DIRECTIONS FOR THIS TASK: Please restate each entry below, word for word.

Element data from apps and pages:

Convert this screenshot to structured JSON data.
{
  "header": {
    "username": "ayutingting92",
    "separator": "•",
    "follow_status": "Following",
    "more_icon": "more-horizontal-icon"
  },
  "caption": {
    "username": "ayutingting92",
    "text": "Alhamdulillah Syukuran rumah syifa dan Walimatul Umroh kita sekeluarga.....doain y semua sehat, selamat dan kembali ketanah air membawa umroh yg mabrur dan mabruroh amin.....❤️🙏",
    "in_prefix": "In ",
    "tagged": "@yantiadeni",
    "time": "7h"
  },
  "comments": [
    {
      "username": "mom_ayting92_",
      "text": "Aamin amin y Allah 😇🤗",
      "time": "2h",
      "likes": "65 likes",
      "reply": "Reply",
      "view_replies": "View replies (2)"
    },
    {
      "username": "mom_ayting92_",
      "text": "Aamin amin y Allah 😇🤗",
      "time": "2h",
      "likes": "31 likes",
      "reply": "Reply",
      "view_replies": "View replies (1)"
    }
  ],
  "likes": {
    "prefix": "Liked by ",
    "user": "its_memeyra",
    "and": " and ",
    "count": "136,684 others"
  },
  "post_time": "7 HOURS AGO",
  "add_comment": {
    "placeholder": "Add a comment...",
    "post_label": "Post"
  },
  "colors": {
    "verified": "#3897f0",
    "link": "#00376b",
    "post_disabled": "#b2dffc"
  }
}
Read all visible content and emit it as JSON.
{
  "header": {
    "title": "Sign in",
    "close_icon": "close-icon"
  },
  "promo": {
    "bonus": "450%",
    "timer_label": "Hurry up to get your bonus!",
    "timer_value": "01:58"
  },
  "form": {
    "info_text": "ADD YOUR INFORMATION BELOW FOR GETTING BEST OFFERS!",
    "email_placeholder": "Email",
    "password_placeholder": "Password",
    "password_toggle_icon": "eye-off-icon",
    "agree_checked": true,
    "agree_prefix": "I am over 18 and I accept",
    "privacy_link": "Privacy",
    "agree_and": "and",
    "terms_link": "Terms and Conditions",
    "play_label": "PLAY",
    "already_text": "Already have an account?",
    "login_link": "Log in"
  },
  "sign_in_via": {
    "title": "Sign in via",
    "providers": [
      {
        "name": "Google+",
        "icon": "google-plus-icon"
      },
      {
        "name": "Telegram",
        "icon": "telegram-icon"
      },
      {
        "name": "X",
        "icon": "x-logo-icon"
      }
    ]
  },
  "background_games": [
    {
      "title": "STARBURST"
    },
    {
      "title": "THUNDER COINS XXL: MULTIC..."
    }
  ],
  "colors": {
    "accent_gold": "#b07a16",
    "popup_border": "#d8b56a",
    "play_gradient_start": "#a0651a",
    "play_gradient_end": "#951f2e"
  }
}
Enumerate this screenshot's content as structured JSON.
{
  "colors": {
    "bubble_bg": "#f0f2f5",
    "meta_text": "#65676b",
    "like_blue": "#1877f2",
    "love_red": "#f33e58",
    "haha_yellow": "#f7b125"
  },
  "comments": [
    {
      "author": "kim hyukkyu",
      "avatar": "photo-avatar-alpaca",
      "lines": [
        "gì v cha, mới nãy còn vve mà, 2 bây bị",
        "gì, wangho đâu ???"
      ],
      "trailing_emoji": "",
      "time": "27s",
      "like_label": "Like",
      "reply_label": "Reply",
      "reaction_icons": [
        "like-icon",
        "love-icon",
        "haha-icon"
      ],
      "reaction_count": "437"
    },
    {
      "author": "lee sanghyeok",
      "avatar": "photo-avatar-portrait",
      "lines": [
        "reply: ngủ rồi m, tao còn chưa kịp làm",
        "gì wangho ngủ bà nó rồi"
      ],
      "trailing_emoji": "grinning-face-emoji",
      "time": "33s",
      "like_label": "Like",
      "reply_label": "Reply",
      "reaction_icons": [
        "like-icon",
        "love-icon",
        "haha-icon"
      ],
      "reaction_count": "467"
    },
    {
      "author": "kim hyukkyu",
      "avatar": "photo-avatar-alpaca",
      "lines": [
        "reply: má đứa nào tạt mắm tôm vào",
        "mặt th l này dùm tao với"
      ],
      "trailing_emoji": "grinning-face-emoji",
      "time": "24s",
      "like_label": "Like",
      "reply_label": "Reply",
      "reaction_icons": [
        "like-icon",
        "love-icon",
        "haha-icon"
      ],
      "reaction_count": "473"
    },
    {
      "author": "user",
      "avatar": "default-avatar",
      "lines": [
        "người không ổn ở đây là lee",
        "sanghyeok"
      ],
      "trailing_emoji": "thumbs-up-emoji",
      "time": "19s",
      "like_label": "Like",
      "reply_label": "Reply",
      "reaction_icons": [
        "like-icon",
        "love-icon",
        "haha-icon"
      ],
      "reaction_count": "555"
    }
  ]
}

WRITTEN ANSWER:
Convert this screenshot to structured JSON data.
{
  "header": {
    "username": "ayutingting92",
    "separator": "•",
    "follow_status": "Following",
    "more_icon": "more-horizontal-icon"
  },
  "caption": {
    "username": "ayutingting92",
    "text": "Alhamdulillah Syukuran rumah syifa dan Walimatul Umroh kita sekeluarga.....doain y semua sehat, selamat dan kembali ketanah air membawa umroh yg mabrur dan mabruroh amin.....❤️🙏",
    "in_prefix": "In ",
    "tagged": "@yantiadeni",
    "time": "7h"
  },
  "comments": [
    {
      "username": "mom_ayting92_",
      "text": "Aamin amin y Allah 😇🤗",
      "time": "2h",
      "likes": "65 likes",
      "reply": "Reply",
      "view_replies": "View replies (2)"
    },
    {
      "username": "mom_ayting92_",
      "text": "Aamin amin y Allah 😇🤗",
      "time": "2h",
      "likes": "31 likes",
      "reply": "Reply",
      "view_replies": "View replies (1)"
    }
  ],
  "likes": {
    "prefix": "Liked by ",
    "user": "its_memeyra",
    "and": " and ",
    "count": "136,684 others"
  },
  "post_time": "7 HOURS AGO",
  "add_comment": {
    "placeholder": "Add a comment...",
    "post_label": "Post"
  },
  "colors": {
    "verified": "#3897f0",
    "link": "#00376b",
    "post_disabled": "#b2dffc"
  }
}
Read all visible content and emit it as JSON.
{
  "header": {
    "title": "Sign in",
    "close_icon": "close-icon"
  },
  "promo": {
    "bonus": "450%",
    "timer_label": "Hurry up to get your bonus!",
    "timer_value": "01:58"
  },
  "form": {
    "info_text": "ADD YOUR INFORMATION BELOW FOR GETTING BEST OFFERS!",
    "email_placeholder": "Email",
    "password_placeholder": "Password",
    "password_toggle_icon": "eye-off-icon",
    "agree_checked": true,
    "agree_prefix": "I am over 18 and I accept",
    "privacy_link": "Privacy",
    "agree_and": "and",
    "terms_link": "Terms and Conditions",
    "play_label": "PLAY",
    "already_text": "Already have an account?",
    "login_link": "Log in"
  },
  "sign_in_via": {
    "title": "Sign in via",
    "providers": [
      {
        "name": "Google+",
        "icon": "google-plus-icon"
      },
      {
        "name": "Telegram",
        "icon": "telegram-icon"
      },
      {
        "name": "X",
        "icon": "x-logo-icon"
      }
    ]
  },
  "background_games": [
    {
      "title": "STARBURST"
    },
    {
      "title": "THUNDER COINS XXL: MULTIC..."
    }
  ],
  "colors": {
    "accent_gold": "#b07a16",
    "popup_border": "#d8b56a",
    "play_gradient_start": "#a0651a",
    "play_gradient_end": "#951f2e"
  }
}
Enumerate this screenshot's content as structured JSON.
{
  "colors": {
    "bubble_bg": "#f0f2f5",
    "meta_text": "#65676b",
    "like_blue": "#1877f2",
    "love_red": "#f33e58",
    "haha_yellow": "#f7b125"
  },
  "comments": [
    {
      "author": "kim hyukkyu",
      "avatar": "photo-avatar-alpaca",
      "lines": [
        "gì v cha, mới nãy còn vve mà, 2 bây bị",
        "gì, wangho đâu ???"
      ],
      "trailing_emoji": "",
      "time": "27s",
      "like_label": "Like",
      "reply_label": "Reply",
      "reaction_icons": [
        "like-icon",
        "love-icon",
        "haha-icon"
      ],
      "reaction_count": "437"
    },
    {
      "author": "lee sanghyeok",
      "avatar": "photo-avatar-portrait",
      "lines": [
        "reply: ngủ rồi m, tao còn chưa kịp làm",
        "gì wangho ngủ bà nó rồi"
      ],
      "trailing_emoji": "grinning-face-emoji",
      "time": "33s",
      "like_label": "Like",
      "reply_label": "Reply",
      "reaction_icons": [
        "like-icon",
        "love-icon",
        "haha-icon"
      ],
      "reaction_count": "467"
    },
    {
      "author": "kim hyukkyu",
      "avatar": "photo-avatar-alpaca",
      "lines": [
        "reply: má đứa nào tạt mắm tôm vào",
        "mặt th l này dùm tao với"
      ],
      "trailing_emoji": "grinning-face-emoji",
      "time": "24s",
      "like_label": "Like",
      "reply_label": "Reply",
      "reaction_icons": [
        "like-icon",
        "love-icon",
        "haha-icon"
      ],
      "reaction_count": "473"
    },
    {
      "author": "user",
      "avatar": "default-avatar",
      "lines": [
        "người không ổn ở đây là lee",
        "sanghyeok"
      ],
      "trailing_emoji": "thumbs-up-emoji",
      "time": "19s",
      "like_label": "Like",
      "reply_label": "Reply",
      "reaction_icons": [
        "like-icon",
        "love-icon",
        "haha-icon"
      ],
      "reaction_count": "555"
    }
  ]
}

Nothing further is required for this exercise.